[Interface dataset entries]
——
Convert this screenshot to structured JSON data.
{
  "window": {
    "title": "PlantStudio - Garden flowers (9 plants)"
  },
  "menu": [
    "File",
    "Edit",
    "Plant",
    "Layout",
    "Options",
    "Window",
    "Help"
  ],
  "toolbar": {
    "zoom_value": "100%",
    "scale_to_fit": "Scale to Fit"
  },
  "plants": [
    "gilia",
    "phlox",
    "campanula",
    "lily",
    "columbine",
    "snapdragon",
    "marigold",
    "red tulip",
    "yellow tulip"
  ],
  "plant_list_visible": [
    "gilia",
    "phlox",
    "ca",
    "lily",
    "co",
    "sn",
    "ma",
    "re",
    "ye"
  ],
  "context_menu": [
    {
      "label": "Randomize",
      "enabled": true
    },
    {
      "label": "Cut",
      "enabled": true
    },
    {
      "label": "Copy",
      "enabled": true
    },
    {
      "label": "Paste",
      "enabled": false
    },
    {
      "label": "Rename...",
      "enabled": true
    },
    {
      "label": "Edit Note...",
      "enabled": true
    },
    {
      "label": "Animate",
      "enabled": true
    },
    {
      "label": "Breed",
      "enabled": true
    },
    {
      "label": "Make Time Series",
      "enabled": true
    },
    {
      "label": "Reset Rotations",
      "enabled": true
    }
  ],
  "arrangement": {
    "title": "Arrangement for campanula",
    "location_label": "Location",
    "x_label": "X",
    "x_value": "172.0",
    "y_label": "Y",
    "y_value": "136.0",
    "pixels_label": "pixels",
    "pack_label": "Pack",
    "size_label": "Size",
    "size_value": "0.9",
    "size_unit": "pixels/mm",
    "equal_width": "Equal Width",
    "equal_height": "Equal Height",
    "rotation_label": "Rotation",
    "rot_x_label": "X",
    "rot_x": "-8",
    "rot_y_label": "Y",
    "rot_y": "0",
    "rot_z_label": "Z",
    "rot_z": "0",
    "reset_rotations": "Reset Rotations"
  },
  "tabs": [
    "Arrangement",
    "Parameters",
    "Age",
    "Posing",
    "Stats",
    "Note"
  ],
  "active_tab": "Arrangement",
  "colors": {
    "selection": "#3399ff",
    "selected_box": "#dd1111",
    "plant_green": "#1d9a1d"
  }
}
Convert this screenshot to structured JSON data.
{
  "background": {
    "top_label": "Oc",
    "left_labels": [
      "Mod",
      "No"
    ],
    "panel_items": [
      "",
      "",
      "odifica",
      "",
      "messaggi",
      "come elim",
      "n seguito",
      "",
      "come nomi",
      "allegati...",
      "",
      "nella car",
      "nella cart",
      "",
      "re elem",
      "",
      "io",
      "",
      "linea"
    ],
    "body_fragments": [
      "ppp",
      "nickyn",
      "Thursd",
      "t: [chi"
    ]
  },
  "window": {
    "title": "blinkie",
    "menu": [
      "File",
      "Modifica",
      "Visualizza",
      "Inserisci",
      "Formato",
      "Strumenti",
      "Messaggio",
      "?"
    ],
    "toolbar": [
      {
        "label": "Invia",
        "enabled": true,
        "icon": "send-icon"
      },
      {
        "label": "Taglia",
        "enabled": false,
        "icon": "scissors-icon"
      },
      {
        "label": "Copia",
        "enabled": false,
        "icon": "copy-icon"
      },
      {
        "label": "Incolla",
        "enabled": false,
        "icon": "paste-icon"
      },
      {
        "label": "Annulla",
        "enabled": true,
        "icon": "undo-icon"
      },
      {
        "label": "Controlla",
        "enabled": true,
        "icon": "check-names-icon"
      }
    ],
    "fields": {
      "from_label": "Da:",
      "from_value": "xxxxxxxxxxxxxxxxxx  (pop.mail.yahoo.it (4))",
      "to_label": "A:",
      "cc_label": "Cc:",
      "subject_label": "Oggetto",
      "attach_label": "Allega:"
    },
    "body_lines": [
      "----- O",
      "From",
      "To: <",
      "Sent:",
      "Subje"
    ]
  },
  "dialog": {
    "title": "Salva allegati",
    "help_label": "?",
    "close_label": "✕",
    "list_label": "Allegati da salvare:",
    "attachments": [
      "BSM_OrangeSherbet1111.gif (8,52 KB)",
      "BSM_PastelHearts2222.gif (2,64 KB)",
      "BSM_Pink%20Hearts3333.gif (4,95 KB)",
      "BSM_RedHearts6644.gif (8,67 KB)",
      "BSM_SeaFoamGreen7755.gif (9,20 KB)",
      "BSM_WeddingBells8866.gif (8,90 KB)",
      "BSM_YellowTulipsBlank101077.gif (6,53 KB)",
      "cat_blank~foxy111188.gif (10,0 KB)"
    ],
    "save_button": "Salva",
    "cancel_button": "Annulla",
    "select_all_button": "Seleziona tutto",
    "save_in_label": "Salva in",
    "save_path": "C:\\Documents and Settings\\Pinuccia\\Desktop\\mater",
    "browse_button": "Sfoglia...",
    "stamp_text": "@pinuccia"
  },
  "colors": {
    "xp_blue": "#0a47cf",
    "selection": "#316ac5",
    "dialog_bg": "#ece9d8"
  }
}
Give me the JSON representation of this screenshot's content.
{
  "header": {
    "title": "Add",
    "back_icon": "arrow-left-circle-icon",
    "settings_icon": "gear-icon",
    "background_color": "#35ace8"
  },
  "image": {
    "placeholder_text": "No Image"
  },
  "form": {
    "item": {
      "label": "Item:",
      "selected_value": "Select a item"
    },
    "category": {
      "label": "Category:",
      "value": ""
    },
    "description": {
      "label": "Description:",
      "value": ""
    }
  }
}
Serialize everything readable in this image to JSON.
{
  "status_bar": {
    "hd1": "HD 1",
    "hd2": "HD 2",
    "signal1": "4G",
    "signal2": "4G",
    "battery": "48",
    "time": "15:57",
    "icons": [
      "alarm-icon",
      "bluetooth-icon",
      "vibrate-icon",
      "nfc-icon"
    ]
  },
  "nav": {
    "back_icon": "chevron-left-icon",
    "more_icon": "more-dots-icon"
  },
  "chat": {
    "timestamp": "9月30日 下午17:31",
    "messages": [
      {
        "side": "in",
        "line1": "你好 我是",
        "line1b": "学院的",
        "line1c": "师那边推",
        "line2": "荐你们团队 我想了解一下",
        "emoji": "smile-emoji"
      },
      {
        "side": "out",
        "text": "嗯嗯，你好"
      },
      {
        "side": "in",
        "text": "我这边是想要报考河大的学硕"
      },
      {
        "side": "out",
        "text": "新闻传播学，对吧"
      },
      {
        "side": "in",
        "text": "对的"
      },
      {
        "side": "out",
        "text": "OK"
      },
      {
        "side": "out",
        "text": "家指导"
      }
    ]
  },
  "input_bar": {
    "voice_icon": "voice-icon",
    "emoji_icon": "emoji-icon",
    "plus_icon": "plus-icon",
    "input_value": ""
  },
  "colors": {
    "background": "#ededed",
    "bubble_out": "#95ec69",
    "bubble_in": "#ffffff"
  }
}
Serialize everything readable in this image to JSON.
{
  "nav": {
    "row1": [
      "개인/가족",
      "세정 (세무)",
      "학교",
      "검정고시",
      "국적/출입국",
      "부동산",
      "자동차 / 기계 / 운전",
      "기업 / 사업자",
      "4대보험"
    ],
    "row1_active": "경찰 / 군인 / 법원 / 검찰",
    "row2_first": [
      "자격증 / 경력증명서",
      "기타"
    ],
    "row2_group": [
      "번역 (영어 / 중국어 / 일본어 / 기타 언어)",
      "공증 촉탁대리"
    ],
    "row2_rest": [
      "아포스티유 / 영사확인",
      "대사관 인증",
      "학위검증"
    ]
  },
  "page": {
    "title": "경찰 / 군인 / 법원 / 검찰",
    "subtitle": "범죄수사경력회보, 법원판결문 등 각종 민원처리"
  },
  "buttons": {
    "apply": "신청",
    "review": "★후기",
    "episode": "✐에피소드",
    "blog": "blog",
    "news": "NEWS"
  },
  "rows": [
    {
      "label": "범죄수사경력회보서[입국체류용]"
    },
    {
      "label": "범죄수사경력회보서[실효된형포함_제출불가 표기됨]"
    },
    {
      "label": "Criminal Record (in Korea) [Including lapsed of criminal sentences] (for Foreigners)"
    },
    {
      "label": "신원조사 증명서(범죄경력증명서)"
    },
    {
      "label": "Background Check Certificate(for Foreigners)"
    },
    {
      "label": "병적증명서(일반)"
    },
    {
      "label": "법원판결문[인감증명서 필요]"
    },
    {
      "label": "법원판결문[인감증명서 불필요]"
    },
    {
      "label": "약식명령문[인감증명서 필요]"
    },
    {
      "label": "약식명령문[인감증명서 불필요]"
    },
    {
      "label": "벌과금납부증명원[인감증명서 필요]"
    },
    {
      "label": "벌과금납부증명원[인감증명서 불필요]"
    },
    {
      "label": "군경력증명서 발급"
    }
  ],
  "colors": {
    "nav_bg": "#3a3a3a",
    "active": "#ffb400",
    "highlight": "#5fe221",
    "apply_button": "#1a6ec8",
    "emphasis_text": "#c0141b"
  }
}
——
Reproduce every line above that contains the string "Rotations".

      "label": "Reset Rotations",
    "reset_rotations": "Reset Rotations"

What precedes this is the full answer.